Task to carry out: An exact copy of the records is needed; please leave the images out.

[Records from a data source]

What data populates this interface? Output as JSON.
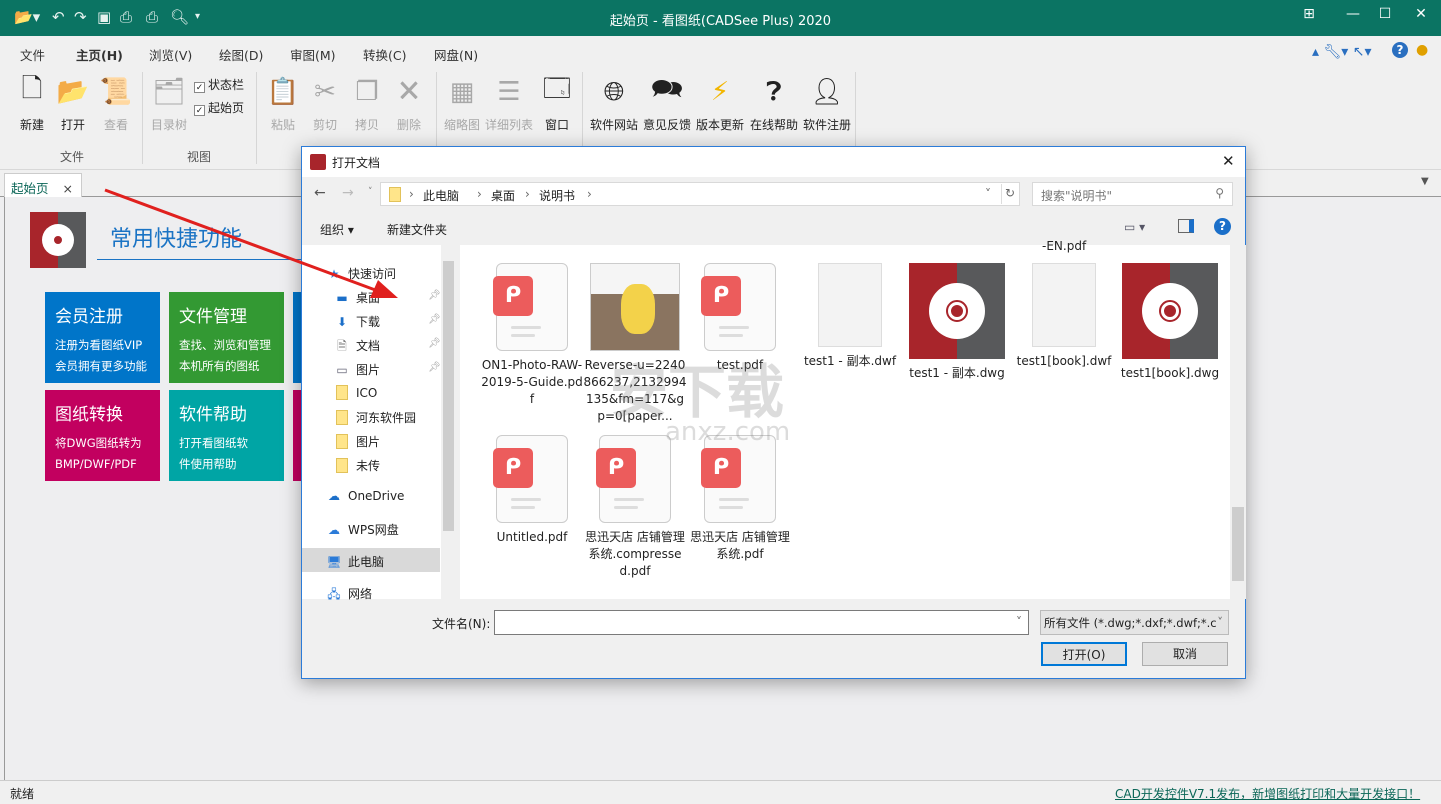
{
  "window": {
    "title": "起始页 - 看图纸(CADSee Plus) 2020",
    "quick_access": [
      "folder-open-icon",
      "undo-icon",
      "redo-icon",
      "save-icon",
      "print-icon",
      "batch-print-icon",
      "preview-icon"
    ]
  },
  "menu": {
    "tabs": [
      "文件",
      "主页(H)",
      "浏览(V)",
      "绘图(D)",
      "审图(M)",
      "转换(C)",
      "网盘(N)"
    ],
    "active": "主页(H)"
  },
  "ribbon": {
    "file_group": {
      "label": "文件",
      "buttons": [
        "新建",
        "打开",
        "查看"
      ]
    },
    "view_group": {
      "label": "视图",
      "tree": "目录树",
      "checks": [
        {
          "label": "状态栏",
          "checked": true
        },
        {
          "label": "起始页",
          "checked": true
        }
      ]
    },
    "edit_buttons": [
      "粘贴",
      "剪切",
      "拷贝",
      "删除"
    ],
    "layout_buttons": [
      "缩略图",
      "详细列表",
      "窗口"
    ],
    "web_buttons": [
      "软件网站",
      "意见反馈",
      "版本更新",
      "在线帮助",
      "软件注册"
    ]
  },
  "doc_tab": {
    "label": "起始页",
    "close": "×"
  },
  "start_page": {
    "heading": "常用快捷功能",
    "tiles": [
      {
        "title": "会员注册",
        "line1": "注册为看图纸VIP",
        "line2": "会员拥有更多功能",
        "color": "#0075c9"
      },
      {
        "title": "文件管理",
        "line1": "查找、浏览和管理",
        "line2": "本机所有的图纸",
        "color": "#339933"
      },
      {
        "title": "图纸转换",
        "line1": "将DWG图纸转为",
        "line2": "BMP/DWF/PDF",
        "color": "#c2005f"
      },
      {
        "title": "软件帮助",
        "line1": "打开看图纸软",
        "line2": "件使用帮助",
        "color": "#00a5a5"
      }
    ]
  },
  "dialog": {
    "title": "打开文档",
    "breadcrumb": [
      "此电脑",
      "桌面",
      "说明书"
    ],
    "search_placeholder": "搜索\"说明书\"",
    "organize": "组织 ▾",
    "new_folder": "新建文件夹",
    "nav": [
      {
        "label": "快速访问",
        "icon": "star-icon"
      },
      {
        "label": "桌面",
        "icon": "desktop-icon",
        "pinned": true
      },
      {
        "label": "下载",
        "icon": "download-icon",
        "pinned": true
      },
      {
        "label": "文档",
        "icon": "document-icon",
        "pinned": true
      },
      {
        "label": "图片",
        "icon": "picture-icon",
        "pinned": true
      },
      {
        "label": "ICO",
        "icon": "folder-icon"
      },
      {
        "label": "河东软件园",
        "icon": "folder-icon"
      },
      {
        "label": "图片",
        "icon": "folder-icon"
      },
      {
        "label": "未传",
        "icon": "folder-icon"
      },
      {
        "label": "OneDrive",
        "icon": "cloud-icon"
      },
      {
        "label": "WPS网盘",
        "icon": "wps-cloud-icon"
      },
      {
        "label": "此电脑",
        "icon": "computer-icon",
        "selected": true
      },
      {
        "label": "网络",
        "icon": "network-icon"
      }
    ],
    "partial_label": "-EN.pdf",
    "files": [
      {
        "name": "ON1-Photo-RAW-2019-5-Guide.pdf",
        "type": "pdf"
      },
      {
        "name": "Reverse-u=2240866237,2132994135&fm=117&gp=0[paper...",
        "type": "image"
      },
      {
        "name": "test.pdf",
        "type": "pdf"
      },
      {
        "name": "test1 - 副本.dwf",
        "type": "blank"
      },
      {
        "name": "test1 - 副本.dwg",
        "type": "dwg"
      },
      {
        "name": "test1[book].dwf",
        "type": "blank"
      },
      {
        "name": "test1[book].dwg",
        "type": "dwg"
      },
      {
        "name": "Untitled.pdf",
        "type": "pdf"
      },
      {
        "name": "思迅天店 店铺管理系统.compressed.pdf",
        "type": "pdf"
      },
      {
        "name": "思迅天店 店铺管理系统.pdf",
        "type": "pdf"
      }
    ],
    "filename_label": "文件名(N):",
    "filename_value": "",
    "filter": "所有文件 (*.dwg;*.dxf;*.dwf;*.c",
    "open": "打开(O)",
    "cancel": "取消"
  },
  "watermark": {
    "cn": "安下载",
    "en": "anxz.com"
  },
  "status": {
    "left": "就绪",
    "link": "CAD开发控件V7.1发布，新增图纸打印和大量开发接口！"
  }
}
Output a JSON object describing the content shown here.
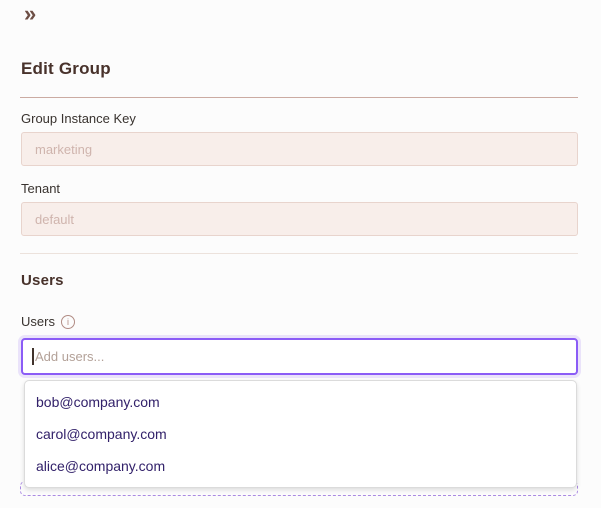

Task response:
What data populates this interface? Output as JSON.
{
  "window": {
    "title": "起始页 - 看图纸(CADSee Plus) 2020",
    "quick_access": [
      "folder-open-icon",
      "undo-icon",
      "redo-icon",
      "save-icon",
      "print-icon",
      "batch-print-icon",
      "preview-icon"
    ]
  },
  "menu": {
    "tabs": [
      "文件",
      "主页(H)",
      "浏览(V)",
      "绘图(D)",
      "审图(M)",
      "转换(C)",
      "网盘(N)"
    ],
    "active": "主页(H)"
  },
  "ribbon": {
    "file_group": {
      "label": "文件",
      "buttons": [
        "新建",
        "打开",
        "查看"
      ]
    },
    "view_group": {
      "label": "视图",
      "tree": "目录树",
      "checks": [
        {
          "label": "状态栏",
          "checked": true
        },
        {
          "label": "起始页",
          "checked": true
        }
      ]
    },
    "edit_buttons": [
      "粘贴",
      "剪切",
      "拷贝",
      "删除"
    ],
    "layout_buttons": [
      "缩略图",
      "详细列表",
      "窗口"
    ],
    "web_buttons": [
      "软件网站",
      "意见反馈",
      "版本更新",
      "在线帮助",
      "软件注册"
    ]
  },
  "doc_tab": {
    "label": "起始页",
    "close": "×"
  },
  "start_page": {
    "heading": "常用快捷功能",
    "tiles": [
      {
        "title": "会员注册",
        "line1": "注册为看图纸VIP",
        "line2": "会员拥有更多功能",
        "color": "#0075c9"
      },
      {
        "title": "文件管理",
        "line1": "查找、浏览和管理",
        "line2": "本机所有的图纸",
        "color": "#339933"
      },
      {
        "title": "图纸转换",
        "line1": "将DWG图纸转为",
        "line2": "BMP/DWF/PDF",
        "color": "#c2005f"
      },
      {
        "title": "软件帮助",
        "line1": "打开看图纸软",
        "line2": "件使用帮助",
        "color": "#00a5a5"
      }
    ]
  },
  "dialog": {
    "title": "打开文档",
    "breadcrumb": [
      "此电脑",
      "桌面",
      "说明书"
    ],
    "search_placeholder": "搜索\"说明书\"",
    "organize": "组织 ▾",
    "new_folder": "新建文件夹",
    "nav": [
      {
        "label": "快速访问",
        "icon": "star-icon"
      },
      {
        "label": "桌面",
        "icon": "desktop-icon",
        "pinned": true
      },
      {
        "label": "下载",
        "icon": "download-icon",
        "pinned": true
      },
      {
        "label": "文档",
        "icon": "document-icon",
        "pinned": true
      },
      {
        "label": "图片",
        "icon": "picture-icon",
        "pinned": true
      },
      {
        "label": "ICO",
        "icon": "folder-icon"
      },
      {
        "label": "河东软件园",
        "icon": "folder-icon"
      },
      {
        "label": "图片",
        "icon": "folder-icon"
      },
      {
        "label": "未传",
        "icon": "folder-icon"
      },
      {
        "label": "OneDrive",
        "icon": "cloud-icon"
      },
      {
        "label": "WPS网盘",
        "icon": "wps-cloud-icon"
      },
      {
        "label": "此电脑",
        "icon": "computer-icon",
        "selected": true
      },
      {
        "label": "网络",
        "icon": "network-icon"
      }
    ],
    "partial_label": "-EN.pdf",
    "files": [
      {
        "name": "ON1-Photo-RAW-2019-5-Guide.pdf",
        "type": "pdf"
      },
      {
        "name": "Reverse-u=2240866237,2132994135&fm=117&gp=0[paper...",
        "type": "image"
      },
      {
        "name": "test.pdf",
        "type": "pdf"
      },
      {
        "name": "test1 - 副本.dwf",
        "type": "blank"
      },
      {
        "name": "test1 - 副本.dwg",
        "type": "dwg"
      },
      {
        "name": "test1[book].dwf",
        "type": "blank"
      },
      {
        "name": "test1[book].dwg",
        "type": "dwg"
      },
      {
        "name": "Untitled.pdf",
        "type": "pdf"
      },
      {
        "name": "思迅天店 店铺管理系统.compressed.pdf",
        "type": "pdf"
      },
      {
        "name": "思迅天店 店铺管理系统.pdf",
        "type": "pdf"
      }
    ],
    "filename_label": "文件名(N):",
    "filename_value": "",
    "filter": "所有文件 (*.dwg;*.dxf;*.dwf;*.c",
    "open": "打开(O)",
    "cancel": "取消"
  },
  "watermark": {
    "cn": "安下载",
    "en": "anxz.com"
  },
  "status": {
    "left": "就绪",
    "link": "CAD开发控件V7.1发布，新增图纸打印和大量开发接口！"
  }
}
Output a JSON object describing the content shown here.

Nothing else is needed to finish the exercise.